Nigel Wallace is a Christian poet, author, and podcaster who is well-known on the Bluefield University campus. He was the main speaker for Duremdes Christian Emphasis Week in 2020 and most recently, the host of the Faith & Friendship panel on Wednesday, April 26.
“I wonder how many of us lead with our faith first before we lead with our humanity,” Wallace said at the panel. “It’s not to say that our faith is not important because it’s the most important thing that we possess, but our humanity is utterly important, too. Humanity is so important, in fact, that Jesus chose to step down from glory into human flesh to live among us and show us the way that humanity ought to be utilized.”
Wallace discussed his friendships with people from other faiths and collaboration on charitable causes with individuals from different religious backgrounds. He began the conversation by reading from John 5. In this passage, a man who had been disabled for thirty-eight years was sitting by the Pool of Bethesda, believing that, if he was the first to enter the pool after an angel came and stirred the waters, he would be healed. Even though the man believed in superstitious folklore, Jesus offered him relational love, and through that came healing. Wallace encouraged attendees to build relationships with non-Christians and extend Jesus’ invitation to them.
“We’ll be praying for another person like, ‘Lord, I just pray that you would work and move in their life,’ and maybe He wants to use you to work and move in their life,” Wallace said. “We’ll be praying for another person because of the way that we’re experiencing them outwardly, but we won’t spend time enough to listen to them and love on them to understand why they are the way that they are—what culture they were brought up in, what experiences they have, what trauma they have—because we all bring something to the table.”

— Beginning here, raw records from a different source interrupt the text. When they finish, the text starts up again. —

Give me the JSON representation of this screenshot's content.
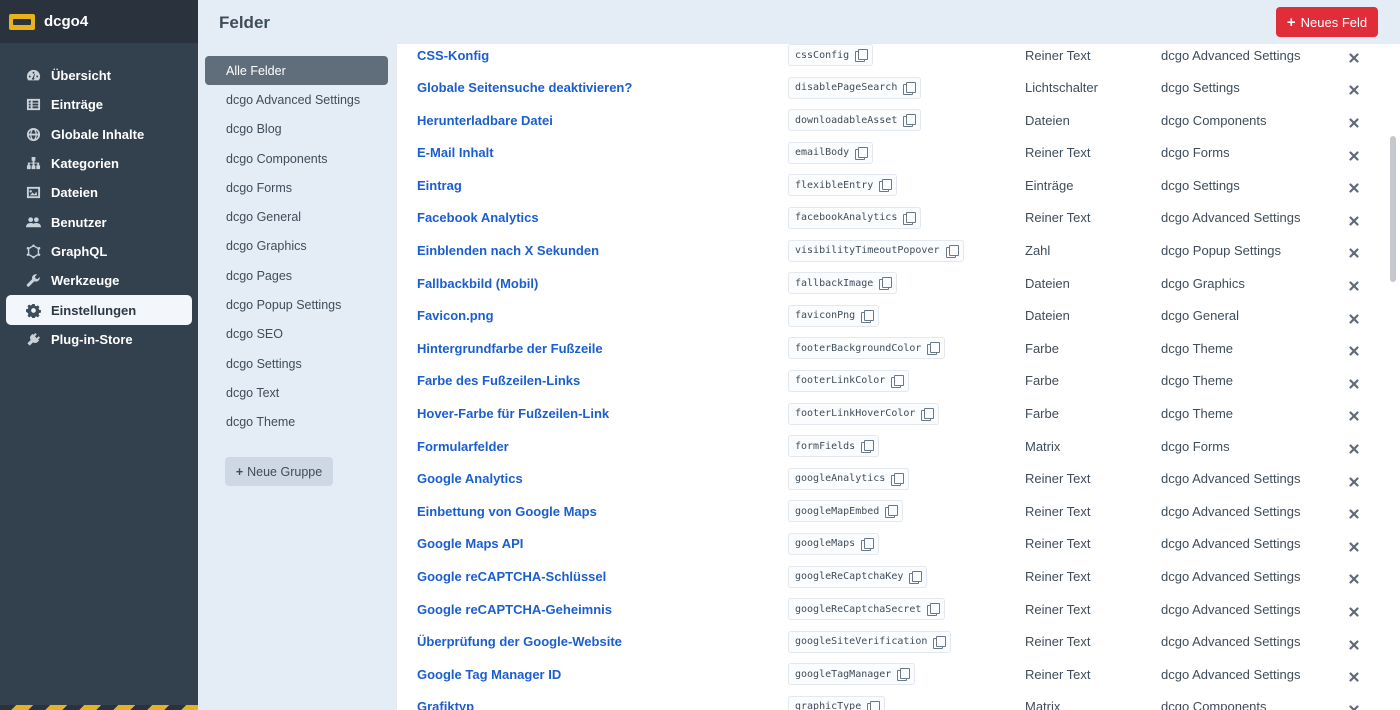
{
  "site": {
    "name": "dcgo4"
  },
  "nav": {
    "items": [
      {
        "label": "Übersicht",
        "icon": "gauge-icon"
      },
      {
        "label": "Einträge",
        "icon": "entries-icon"
      },
      {
        "label": "Globale Inhalte",
        "icon": "globe-icon"
      },
      {
        "label": "Kategorien",
        "icon": "sitemap-icon"
      },
      {
        "label": "Dateien",
        "icon": "image-icon"
      },
      {
        "label": "Benutzer",
        "icon": "users-icon"
      },
      {
        "label": "GraphQL",
        "icon": "graphql-icon"
      },
      {
        "label": "Werkzeuge",
        "icon": "wrench-icon"
      },
      {
        "label": "Einstellungen",
        "icon": "gear-icon",
        "active": true
      },
      {
        "label": "Plug-in-Store",
        "icon": "plug-icon"
      }
    ]
  },
  "header": {
    "title": "Felder",
    "new_field_label": "Neues Feld"
  },
  "groups": {
    "items": [
      "Alle Felder",
      "dcgo Advanced Settings",
      "dcgo Blog",
      "dcgo Components",
      "dcgo Forms",
      "dcgo General",
      "dcgo Graphics",
      "dcgo Pages",
      "dcgo Popup Settings",
      "dcgo SEO",
      "dcgo Settings",
      "dcgo Text",
      "dcgo Theme"
    ],
    "new_group_label": "Neue Gruppe"
  },
  "fields": [
    {
      "name": "CSS-Konfig",
      "handle": "cssConfig",
      "type": "Reiner Text",
      "group": "dcgo Advanced Settings"
    },
    {
      "name": "Globale Seitensuche deaktivieren?",
      "handle": "disablePageSearch",
      "type": "Lichtschalter",
      "group": "dcgo Settings"
    },
    {
      "name": "Herunterladbare Datei",
      "handle": "downloadableAsset",
      "type": "Dateien",
      "group": "dcgo Components"
    },
    {
      "name": "E-Mail Inhalt",
      "handle": "emailBody",
      "type": "Reiner Text",
      "group": "dcgo Forms"
    },
    {
      "name": "Eintrag",
      "handle": "flexibleEntry",
      "type": "Einträge",
      "group": "dcgo Settings"
    },
    {
      "name": "Facebook Analytics",
      "handle": "facebookAnalytics",
      "type": "Reiner Text",
      "group": "dcgo Advanced Settings"
    },
    {
      "name": "Einblenden nach X Sekunden",
      "handle": "visibilityTimeoutPopover",
      "type": "Zahl",
      "group": "dcgo Popup Settings"
    },
    {
      "name": "Fallbackbild (Mobil)",
      "handle": "fallbackImage",
      "type": "Dateien",
      "group": "dcgo Graphics"
    },
    {
      "name": "Favicon.png",
      "handle": "faviconPng",
      "type": "Dateien",
      "group": "dcgo General"
    },
    {
      "name": "Hintergrundfarbe der Fußzeile",
      "handle": "footerBackgroundColor",
      "type": "Farbe",
      "group": "dcgo Theme"
    },
    {
      "name": "Farbe des Fußzeilen-Links",
      "handle": "footerLinkColor",
      "type": "Farbe",
      "group": "dcgo Theme"
    },
    {
      "name": "Hover-Farbe für Fußzeilen-Link",
      "handle": "footerLinkHoverColor",
      "type": "Farbe",
      "group": "dcgo Theme"
    },
    {
      "name": "Formularfelder",
      "handle": "formFields",
      "type": "Matrix",
      "group": "dcgo Forms"
    },
    {
      "name": "Google Analytics",
      "handle": "googleAnalytics",
      "type": "Reiner Text",
      "group": "dcgo Advanced Settings"
    },
    {
      "name": "Einbettung von Google Maps",
      "handle": "googleMapEmbed",
      "type": "Reiner Text",
      "group": "dcgo Advanced Settings"
    },
    {
      "name": "Google Maps API",
      "handle": "googleMaps",
      "type": "Reiner Text",
      "group": "dcgo Advanced Settings"
    },
    {
      "name": "Google reCAPTCHA-Schlüssel",
      "handle": "googleReCaptchaKey",
      "type": "Reiner Text",
      "group": "dcgo Advanced Settings"
    },
    {
      "name": "Google reCAPTCHA-Geheimnis",
      "handle": "googleReCaptchaSecret",
      "type": "Reiner Text",
      "group": "dcgo Advanced Settings"
    },
    {
      "name": "Überprüfung der Google-Website",
      "handle": "googleSiteVerification",
      "type": "Reiner Text",
      "group": "dcgo Advanced Settings"
    },
    {
      "name": "Google Tag Manager ID",
      "handle": "googleTagManager",
      "type": "Reiner Text",
      "group": "dcgo Advanced Settings"
    },
    {
      "name": "Grafiktyp",
      "handle": "graphicType",
      "type": "Matrix",
      "group": "dcgo Components"
    }
  ],
  "colors": {
    "accent": "#e12d39",
    "link": "#1b5ed0",
    "sidebar": "#33404d"
  }
}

The panel emphasized the importance of recognizing each person’s humanity and what he or she brings to the table. Wallace admitted that, as a Christian, he was initially skeptical about having a Muslim roommate, who was unable to join him for the panel, but by investing in his roommate’s interests and learning more about his beliefs, Wallace has opened a door for faith-based conversations.
“He’s one of my best friends on planet Earth because I removed those preconceived notions from my heart and created an avenue of vulnerability for him to be able to connect with me, and now, we talk about God all the time! His experience and expression are different from mine, but it’s a conversation that we still have,” he shared.
Wallace proceeded to start a dialogue with BU students, faculty, and staff by addressing five commonalities that hinder people from connecting with one another, especially those with different beliefs:
- “Normalized abnormalities have perverted our perspectives.”
- “When we misunderstand a message, we have to put things back within their proper context.”
- “The way that we perceive relationships will predicate how we receive reality.”
- “We weaponize beautiful things when we refuse to process our pain.”
- “Our lack of healing can create massive hurdles for others.”
This panel was the latest opportunity funded by a grant from Interfaith America. This academic year, BU students have participated in several events to increase their interfaith awareness, including film presentations at The Granada Theater in Bluefield, West Virginia, field trips to The Greenbrier County Historical Society and North House Museum, on-campus panel discussions on interfaith relationships, and a visit to the Baptist Joint Committee for Religious Liberty (BJC) as well as museums in Washington D.C.
For media inquiries, please contact the Office of Public Relations and Marketing at [email protected].